ASSIGNMENT:
I need each line of the entries below that includes the string "Local".

- - -

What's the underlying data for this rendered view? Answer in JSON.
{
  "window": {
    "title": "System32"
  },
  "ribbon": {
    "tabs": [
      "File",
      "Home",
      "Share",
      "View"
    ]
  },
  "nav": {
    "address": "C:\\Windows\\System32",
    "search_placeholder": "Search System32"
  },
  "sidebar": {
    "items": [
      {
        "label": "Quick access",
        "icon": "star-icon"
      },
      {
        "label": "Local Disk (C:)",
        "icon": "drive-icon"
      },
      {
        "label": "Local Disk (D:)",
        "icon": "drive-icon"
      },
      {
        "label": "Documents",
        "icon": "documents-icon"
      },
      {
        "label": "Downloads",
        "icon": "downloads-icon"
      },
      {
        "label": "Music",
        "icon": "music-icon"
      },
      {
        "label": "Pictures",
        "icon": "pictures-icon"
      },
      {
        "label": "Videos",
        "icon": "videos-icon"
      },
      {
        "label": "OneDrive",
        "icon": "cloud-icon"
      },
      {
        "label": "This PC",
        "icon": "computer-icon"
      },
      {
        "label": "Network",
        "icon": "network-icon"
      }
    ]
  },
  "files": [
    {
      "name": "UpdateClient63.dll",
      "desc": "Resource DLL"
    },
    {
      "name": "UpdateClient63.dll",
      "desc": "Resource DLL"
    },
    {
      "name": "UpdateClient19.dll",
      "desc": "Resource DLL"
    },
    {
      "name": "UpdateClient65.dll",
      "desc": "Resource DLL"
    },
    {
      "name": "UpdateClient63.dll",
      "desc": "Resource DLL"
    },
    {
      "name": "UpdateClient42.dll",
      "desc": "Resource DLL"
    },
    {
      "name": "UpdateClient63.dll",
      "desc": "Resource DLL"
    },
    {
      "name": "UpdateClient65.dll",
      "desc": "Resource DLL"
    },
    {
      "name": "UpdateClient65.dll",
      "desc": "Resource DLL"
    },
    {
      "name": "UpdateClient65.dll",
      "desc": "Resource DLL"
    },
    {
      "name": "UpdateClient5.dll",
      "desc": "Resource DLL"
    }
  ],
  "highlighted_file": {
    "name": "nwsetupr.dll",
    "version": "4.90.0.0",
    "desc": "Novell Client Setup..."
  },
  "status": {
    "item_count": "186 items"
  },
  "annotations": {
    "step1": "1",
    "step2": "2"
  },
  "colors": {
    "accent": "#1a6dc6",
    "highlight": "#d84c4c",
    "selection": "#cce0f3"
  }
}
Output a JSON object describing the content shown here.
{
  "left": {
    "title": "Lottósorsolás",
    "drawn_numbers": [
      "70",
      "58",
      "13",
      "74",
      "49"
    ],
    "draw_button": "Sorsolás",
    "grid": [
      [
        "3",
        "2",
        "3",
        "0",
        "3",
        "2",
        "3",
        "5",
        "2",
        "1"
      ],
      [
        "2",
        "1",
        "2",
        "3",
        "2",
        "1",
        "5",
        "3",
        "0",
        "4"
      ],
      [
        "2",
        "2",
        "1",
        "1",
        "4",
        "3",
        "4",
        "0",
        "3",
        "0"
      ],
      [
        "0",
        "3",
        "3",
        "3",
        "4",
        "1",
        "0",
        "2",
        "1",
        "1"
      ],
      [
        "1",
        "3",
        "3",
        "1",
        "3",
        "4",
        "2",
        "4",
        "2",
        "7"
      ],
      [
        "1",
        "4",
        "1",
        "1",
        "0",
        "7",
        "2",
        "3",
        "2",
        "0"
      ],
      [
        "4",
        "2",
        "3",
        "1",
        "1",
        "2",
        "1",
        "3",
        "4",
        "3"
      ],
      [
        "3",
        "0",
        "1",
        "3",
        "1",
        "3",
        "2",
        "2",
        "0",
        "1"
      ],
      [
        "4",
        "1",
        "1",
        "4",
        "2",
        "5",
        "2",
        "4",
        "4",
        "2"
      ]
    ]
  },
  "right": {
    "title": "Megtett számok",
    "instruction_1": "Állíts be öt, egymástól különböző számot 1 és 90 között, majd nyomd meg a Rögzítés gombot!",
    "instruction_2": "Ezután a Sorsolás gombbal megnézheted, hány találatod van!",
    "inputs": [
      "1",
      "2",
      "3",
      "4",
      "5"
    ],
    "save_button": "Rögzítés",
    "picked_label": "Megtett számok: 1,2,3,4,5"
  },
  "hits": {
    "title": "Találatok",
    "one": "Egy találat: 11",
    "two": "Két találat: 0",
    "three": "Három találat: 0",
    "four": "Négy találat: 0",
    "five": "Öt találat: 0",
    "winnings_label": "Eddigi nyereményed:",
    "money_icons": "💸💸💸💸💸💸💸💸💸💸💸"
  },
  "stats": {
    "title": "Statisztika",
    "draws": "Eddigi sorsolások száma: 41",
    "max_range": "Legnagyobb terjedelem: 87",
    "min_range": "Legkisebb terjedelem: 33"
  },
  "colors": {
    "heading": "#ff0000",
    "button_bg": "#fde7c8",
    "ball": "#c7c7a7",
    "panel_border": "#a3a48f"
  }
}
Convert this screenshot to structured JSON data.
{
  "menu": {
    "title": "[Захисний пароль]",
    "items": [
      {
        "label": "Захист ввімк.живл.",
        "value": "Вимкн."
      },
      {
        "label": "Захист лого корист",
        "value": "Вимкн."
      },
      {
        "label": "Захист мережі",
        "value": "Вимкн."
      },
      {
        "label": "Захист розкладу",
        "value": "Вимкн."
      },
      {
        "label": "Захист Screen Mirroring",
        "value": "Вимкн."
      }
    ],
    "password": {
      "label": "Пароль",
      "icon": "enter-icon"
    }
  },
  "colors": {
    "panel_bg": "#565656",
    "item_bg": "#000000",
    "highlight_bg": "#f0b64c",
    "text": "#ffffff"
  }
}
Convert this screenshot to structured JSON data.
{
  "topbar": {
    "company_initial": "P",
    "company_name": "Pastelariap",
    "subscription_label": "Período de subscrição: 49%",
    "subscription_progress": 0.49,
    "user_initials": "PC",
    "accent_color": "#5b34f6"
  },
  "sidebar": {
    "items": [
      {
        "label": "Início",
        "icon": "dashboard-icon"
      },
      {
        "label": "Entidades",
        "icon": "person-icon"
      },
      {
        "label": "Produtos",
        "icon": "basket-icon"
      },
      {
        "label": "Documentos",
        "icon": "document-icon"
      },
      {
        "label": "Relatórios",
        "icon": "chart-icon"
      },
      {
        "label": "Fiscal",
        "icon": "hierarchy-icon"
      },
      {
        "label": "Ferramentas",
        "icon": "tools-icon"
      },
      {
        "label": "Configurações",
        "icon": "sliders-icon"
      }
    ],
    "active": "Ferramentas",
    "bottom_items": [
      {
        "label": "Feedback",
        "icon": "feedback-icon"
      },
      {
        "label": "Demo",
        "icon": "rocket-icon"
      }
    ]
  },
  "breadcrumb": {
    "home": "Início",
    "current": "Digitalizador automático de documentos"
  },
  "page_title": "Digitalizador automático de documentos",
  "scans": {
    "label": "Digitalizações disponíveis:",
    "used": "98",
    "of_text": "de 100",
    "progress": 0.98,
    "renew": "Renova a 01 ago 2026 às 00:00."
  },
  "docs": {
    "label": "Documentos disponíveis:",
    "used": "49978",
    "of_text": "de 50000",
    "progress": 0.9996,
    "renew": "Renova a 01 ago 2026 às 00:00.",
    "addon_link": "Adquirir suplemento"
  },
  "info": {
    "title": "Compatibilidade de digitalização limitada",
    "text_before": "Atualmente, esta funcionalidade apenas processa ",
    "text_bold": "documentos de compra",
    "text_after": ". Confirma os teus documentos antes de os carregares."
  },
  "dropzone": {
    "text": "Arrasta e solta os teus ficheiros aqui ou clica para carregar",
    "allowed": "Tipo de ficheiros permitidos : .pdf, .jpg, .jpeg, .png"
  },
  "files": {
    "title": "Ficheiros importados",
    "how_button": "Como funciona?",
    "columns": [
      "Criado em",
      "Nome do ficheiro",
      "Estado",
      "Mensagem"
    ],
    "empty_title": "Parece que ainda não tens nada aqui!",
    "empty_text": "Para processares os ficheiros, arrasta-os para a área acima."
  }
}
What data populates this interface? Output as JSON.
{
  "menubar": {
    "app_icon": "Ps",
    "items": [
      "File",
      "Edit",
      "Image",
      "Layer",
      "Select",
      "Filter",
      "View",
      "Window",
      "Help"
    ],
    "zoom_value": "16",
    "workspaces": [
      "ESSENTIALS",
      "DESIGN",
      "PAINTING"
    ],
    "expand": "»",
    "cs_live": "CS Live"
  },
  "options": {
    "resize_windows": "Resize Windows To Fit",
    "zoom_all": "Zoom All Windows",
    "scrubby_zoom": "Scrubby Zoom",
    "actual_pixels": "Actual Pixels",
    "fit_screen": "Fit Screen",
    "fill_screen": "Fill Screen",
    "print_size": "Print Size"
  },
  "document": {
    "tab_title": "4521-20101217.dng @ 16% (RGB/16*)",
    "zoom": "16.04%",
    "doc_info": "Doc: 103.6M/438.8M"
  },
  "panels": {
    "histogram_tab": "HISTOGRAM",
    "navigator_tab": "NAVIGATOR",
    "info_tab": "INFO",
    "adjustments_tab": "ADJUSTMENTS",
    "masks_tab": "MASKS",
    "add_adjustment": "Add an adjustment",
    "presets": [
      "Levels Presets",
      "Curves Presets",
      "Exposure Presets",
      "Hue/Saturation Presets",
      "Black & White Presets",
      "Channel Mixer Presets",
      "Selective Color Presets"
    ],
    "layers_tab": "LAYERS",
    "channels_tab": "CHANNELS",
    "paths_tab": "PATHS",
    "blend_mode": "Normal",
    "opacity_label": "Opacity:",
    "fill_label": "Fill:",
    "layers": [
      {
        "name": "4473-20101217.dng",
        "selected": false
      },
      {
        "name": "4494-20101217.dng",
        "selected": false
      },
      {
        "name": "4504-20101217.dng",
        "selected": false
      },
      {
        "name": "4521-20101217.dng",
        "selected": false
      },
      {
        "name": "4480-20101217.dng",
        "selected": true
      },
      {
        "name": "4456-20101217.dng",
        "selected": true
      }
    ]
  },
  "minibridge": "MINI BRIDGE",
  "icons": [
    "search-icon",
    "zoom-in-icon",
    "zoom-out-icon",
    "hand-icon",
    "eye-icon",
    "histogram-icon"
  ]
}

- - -

ANSWER SECTION:
        "label": "Local Disk (C:)",
        "label": "Local Disk (D:)",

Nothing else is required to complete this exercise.